Objectives: We examined the contemporary incidence, types, predictors, angiographic characteristics, management and outcomes of coronary perforation. Background: Coronary perforation is a rare, but important, complication of percutaneous coronary intervention (PCI). There is lack of data on perforations stratified as large and distal vessel perforations. Methods: Retrospective, observational cohort study of all patients who underwent PCI at a high volume, tertiary hospital between the years 2009 and 2016. Angiograms of all coronary perforation cases were reviewed to determine the mechanism, type, and management of perforation. Risk-adjusted periprocedural complication rates were compared between patients with and without coronary perforation. One-year mortality outcomes of patients with large vessel vs. distal vessel perforation were also examined. Results: Coronary perforation occurred in 68 of 13,339 PCIs (0.51%) performed during the study period: 51 (75%) were large vessel perforations and 17 (25%) distal vessel perforations. Most (67%) large vessel perforations were due to balloon/stent inflation, whereas most (94%) distal vessel perforations were due to guidewire exit. Patients with coronary perforations had significantly higher risk for periprocedural complications (adjusted odds ratio 7.57; 95% CI: 4.22–13.50; P < 0.001). Only one patient with large vessel perforation required emergency cardiac surgery, yet in-hospital mortality was high with both large vessel (7.8%) and distal vessel (11.8%) perforations. Conclusions: Coronary perforation is an infrequent, but potentially severe PCI complication. Most coronary perforations are large vessel perforations. Although coronary perforations rarely lead to emergency cardiac surgery, both distal vessel and large vessel perforations are associated with high in-hospital mortality, highlighting the importance of prevention.

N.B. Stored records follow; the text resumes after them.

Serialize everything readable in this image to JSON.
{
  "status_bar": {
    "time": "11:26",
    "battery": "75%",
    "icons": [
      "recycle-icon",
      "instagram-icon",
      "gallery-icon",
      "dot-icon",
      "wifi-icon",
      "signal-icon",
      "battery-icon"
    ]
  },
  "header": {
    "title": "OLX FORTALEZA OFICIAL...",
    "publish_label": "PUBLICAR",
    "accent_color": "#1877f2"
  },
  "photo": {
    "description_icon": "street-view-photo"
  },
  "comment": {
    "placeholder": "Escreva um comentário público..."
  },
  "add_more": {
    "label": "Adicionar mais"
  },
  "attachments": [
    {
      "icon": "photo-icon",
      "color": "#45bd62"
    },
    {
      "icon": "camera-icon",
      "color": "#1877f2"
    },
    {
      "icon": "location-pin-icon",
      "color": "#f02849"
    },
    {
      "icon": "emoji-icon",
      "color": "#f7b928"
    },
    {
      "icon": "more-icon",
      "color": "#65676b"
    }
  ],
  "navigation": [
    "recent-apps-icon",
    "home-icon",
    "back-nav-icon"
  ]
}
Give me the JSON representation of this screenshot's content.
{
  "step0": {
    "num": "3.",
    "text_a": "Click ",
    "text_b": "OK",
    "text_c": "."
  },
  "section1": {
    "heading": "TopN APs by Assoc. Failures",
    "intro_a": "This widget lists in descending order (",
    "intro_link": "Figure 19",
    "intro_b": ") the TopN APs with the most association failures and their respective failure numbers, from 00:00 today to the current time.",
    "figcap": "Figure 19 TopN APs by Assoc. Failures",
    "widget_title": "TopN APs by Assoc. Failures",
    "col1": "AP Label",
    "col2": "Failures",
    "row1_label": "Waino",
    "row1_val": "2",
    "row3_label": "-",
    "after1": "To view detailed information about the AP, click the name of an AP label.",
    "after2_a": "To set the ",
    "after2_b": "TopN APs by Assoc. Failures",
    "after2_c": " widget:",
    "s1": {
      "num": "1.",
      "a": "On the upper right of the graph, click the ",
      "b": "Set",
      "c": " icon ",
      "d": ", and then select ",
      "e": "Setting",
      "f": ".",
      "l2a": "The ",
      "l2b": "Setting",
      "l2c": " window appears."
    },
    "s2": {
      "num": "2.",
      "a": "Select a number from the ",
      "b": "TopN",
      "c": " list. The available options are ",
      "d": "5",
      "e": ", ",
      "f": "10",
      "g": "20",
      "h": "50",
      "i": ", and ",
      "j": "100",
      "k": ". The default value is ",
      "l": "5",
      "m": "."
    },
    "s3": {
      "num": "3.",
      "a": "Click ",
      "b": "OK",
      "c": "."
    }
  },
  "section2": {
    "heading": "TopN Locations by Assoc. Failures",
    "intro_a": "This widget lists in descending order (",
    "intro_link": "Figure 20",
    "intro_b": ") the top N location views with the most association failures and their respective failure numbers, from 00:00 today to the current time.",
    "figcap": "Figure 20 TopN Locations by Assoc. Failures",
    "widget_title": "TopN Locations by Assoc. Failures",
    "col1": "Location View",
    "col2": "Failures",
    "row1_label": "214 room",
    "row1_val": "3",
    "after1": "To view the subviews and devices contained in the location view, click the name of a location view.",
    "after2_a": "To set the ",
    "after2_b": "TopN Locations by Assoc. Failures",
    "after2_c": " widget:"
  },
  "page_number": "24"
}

- coronary perforation
- health care outcomes
ASJC Scopus subject areas
- Radiology Nuclear Medicine and imaging
- Cardiology and Cardiovascular Medicine